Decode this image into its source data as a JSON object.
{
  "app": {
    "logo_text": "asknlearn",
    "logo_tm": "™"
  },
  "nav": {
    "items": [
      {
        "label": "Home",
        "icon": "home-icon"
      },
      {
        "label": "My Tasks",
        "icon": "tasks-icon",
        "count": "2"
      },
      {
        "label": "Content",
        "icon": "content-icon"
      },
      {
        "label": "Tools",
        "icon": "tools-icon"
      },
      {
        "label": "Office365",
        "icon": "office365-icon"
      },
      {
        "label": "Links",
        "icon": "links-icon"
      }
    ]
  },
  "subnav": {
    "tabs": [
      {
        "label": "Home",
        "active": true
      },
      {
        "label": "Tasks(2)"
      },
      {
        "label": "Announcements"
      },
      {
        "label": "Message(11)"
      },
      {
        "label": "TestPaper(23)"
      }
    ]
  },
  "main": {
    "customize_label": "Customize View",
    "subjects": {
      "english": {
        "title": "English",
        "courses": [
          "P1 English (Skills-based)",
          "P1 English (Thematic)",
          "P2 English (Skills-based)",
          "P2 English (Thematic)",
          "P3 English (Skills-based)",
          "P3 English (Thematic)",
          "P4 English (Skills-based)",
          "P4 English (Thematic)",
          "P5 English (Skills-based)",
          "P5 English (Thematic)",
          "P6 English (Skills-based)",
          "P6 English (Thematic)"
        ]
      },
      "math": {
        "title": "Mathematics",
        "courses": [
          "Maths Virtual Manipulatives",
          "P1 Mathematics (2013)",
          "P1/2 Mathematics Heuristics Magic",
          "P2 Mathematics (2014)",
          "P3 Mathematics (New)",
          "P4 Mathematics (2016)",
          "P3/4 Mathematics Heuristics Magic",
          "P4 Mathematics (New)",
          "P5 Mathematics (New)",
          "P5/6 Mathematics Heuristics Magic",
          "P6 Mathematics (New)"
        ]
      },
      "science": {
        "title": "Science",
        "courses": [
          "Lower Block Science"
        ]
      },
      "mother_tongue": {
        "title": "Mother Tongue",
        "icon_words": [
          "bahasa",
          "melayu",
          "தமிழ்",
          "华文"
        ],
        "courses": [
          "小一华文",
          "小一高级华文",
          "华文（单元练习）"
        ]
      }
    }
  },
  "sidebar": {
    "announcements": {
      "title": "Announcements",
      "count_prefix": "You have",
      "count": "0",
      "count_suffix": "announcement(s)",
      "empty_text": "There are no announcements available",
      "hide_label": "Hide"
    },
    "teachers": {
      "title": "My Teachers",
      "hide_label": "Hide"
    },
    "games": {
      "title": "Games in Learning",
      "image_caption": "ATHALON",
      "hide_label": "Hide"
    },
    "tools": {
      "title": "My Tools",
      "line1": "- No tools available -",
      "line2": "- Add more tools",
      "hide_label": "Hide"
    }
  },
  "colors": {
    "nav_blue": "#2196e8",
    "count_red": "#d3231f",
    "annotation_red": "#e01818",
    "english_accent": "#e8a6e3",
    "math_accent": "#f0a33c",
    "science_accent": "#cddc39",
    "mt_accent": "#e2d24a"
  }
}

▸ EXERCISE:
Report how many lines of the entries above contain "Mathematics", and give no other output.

▸ EXPECTED OUTPUT:
11